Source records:
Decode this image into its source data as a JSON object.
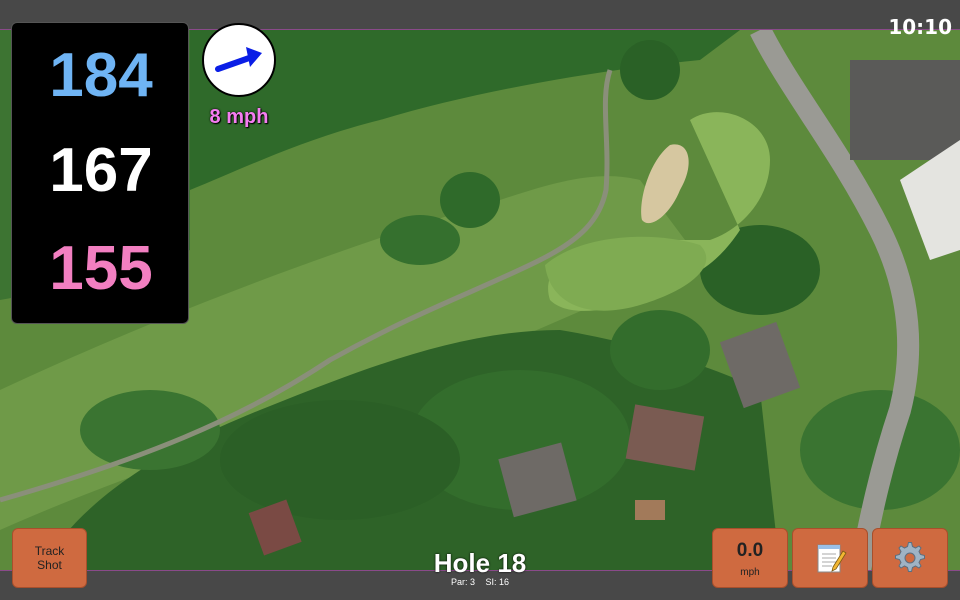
{
  "status": {
    "time": "10:10"
  },
  "distances": {
    "back": "184",
    "center": "167",
    "front": "155"
  },
  "wind": {
    "speed": "8 mph",
    "icon": "arrow-icon",
    "color": "#f57df1"
  },
  "hole": {
    "title": "Hole 18",
    "par": "Par: 3",
    "stroke_index": "SI: 16"
  },
  "buttons": {
    "track_shot": "Track\nShot",
    "speed_value": "0.0",
    "speed_unit": "mph",
    "notes_icon": "notepad-icon",
    "settings_icon": "gear-icon"
  },
  "colors": {
    "back_distance": "#6fb4f4",
    "center_distance": "#ffffff",
    "front_distance": "#f27fc1",
    "button": "#cf6a40"
  }
}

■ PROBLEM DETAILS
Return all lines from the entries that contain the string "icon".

■ WRITTEN SOLUTION
    "icon": "arrow-icon",
    "notes_icon": "notepad-icon",
    "settings_icon": "gear-icon"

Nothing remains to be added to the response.